(Component data from apps and pages)
---*---
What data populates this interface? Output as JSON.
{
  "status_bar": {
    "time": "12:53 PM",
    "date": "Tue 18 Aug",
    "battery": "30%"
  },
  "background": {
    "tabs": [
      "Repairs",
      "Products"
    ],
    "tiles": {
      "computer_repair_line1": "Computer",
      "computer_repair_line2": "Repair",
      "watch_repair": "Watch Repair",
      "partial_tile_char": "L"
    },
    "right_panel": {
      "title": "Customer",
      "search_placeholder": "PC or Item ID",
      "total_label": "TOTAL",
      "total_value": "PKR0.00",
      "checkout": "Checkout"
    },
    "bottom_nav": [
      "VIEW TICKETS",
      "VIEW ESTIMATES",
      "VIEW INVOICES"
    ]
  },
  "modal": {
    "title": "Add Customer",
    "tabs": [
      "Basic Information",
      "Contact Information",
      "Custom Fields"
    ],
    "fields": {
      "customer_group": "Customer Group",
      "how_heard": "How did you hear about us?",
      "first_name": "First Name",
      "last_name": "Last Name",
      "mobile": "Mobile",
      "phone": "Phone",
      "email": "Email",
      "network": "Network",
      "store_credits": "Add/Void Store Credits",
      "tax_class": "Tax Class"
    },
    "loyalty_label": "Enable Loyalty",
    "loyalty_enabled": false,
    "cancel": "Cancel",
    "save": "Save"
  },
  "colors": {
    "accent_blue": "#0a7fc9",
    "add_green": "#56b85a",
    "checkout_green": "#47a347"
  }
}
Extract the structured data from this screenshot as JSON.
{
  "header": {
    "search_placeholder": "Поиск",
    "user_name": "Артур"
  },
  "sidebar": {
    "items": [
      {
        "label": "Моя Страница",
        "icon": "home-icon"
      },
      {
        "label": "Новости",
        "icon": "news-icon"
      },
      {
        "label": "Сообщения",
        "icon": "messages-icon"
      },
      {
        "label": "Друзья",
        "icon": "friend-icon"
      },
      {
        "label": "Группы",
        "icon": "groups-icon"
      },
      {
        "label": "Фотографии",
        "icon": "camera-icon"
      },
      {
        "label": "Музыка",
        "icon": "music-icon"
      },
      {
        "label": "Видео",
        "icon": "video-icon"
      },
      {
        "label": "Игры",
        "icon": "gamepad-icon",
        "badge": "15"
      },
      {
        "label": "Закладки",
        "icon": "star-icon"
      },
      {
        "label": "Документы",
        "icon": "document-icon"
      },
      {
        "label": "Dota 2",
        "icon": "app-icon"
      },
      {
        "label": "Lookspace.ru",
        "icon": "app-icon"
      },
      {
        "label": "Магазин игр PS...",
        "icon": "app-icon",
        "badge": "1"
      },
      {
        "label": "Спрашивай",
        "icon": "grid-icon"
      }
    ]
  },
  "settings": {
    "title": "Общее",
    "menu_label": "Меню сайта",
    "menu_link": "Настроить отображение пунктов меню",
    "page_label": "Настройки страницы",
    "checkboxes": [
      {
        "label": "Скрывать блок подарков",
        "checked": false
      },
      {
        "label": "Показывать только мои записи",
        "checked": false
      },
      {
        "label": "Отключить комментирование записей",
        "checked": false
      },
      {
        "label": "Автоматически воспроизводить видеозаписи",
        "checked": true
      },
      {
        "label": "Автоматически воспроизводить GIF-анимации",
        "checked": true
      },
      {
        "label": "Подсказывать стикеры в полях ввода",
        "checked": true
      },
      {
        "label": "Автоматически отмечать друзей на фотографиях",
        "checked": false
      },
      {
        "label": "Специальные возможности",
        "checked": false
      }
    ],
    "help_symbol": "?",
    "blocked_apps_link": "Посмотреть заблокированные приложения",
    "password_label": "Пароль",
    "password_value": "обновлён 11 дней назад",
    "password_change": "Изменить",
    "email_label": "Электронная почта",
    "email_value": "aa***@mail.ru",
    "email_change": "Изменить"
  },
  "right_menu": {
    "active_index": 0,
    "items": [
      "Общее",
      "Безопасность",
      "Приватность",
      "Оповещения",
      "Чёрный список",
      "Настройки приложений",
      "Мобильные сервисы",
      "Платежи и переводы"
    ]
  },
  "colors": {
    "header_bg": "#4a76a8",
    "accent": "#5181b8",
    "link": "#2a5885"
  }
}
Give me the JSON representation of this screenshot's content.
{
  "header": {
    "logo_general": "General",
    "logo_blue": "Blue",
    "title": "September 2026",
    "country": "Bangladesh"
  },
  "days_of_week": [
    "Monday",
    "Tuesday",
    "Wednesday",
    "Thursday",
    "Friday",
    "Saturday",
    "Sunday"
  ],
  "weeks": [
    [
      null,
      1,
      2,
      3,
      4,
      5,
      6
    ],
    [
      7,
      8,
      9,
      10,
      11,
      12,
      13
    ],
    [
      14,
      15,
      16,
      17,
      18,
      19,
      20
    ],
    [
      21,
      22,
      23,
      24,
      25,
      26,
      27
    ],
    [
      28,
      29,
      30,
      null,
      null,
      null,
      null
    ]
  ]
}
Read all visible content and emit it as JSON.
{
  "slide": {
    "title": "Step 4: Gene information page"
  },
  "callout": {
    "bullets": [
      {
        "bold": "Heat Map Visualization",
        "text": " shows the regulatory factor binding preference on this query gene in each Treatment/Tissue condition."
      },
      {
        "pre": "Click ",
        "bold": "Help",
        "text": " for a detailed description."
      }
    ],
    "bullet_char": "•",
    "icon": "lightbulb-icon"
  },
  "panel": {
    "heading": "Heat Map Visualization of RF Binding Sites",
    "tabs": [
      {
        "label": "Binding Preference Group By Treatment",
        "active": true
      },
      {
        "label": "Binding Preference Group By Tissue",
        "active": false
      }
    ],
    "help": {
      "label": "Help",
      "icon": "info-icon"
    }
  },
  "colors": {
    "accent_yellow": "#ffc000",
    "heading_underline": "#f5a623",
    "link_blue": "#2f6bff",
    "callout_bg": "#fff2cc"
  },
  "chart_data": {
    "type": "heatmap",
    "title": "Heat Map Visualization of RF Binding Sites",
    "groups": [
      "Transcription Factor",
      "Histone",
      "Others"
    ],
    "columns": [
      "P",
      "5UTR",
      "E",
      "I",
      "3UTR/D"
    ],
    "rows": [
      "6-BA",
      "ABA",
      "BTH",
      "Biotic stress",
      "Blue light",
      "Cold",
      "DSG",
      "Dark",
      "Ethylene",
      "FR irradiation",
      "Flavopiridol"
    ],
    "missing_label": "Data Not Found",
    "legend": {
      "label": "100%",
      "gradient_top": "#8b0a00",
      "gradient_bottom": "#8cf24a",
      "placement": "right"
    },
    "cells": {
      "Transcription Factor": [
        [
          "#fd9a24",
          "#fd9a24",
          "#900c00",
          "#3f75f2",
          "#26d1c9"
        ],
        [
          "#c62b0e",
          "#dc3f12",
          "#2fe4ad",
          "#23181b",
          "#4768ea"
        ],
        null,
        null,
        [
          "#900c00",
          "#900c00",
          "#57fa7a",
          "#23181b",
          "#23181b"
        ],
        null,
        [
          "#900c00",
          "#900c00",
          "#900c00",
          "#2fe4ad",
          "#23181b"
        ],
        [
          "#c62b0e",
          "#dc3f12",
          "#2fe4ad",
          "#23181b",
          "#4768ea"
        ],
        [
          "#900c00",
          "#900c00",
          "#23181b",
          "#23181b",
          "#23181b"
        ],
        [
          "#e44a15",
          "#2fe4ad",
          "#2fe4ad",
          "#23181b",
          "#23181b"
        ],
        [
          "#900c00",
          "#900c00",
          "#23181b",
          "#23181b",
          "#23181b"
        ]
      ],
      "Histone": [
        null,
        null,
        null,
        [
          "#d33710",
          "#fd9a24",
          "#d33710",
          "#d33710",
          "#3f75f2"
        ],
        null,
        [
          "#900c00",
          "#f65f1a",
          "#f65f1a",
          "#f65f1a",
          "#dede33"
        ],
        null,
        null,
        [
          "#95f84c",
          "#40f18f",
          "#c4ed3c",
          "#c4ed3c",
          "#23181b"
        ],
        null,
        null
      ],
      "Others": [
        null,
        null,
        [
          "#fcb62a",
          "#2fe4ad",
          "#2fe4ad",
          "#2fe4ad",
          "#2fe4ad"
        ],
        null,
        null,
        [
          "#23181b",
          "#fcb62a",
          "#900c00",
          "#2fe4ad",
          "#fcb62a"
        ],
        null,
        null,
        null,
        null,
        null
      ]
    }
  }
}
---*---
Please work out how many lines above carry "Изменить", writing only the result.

* **THE COMPLETED TASK**: 2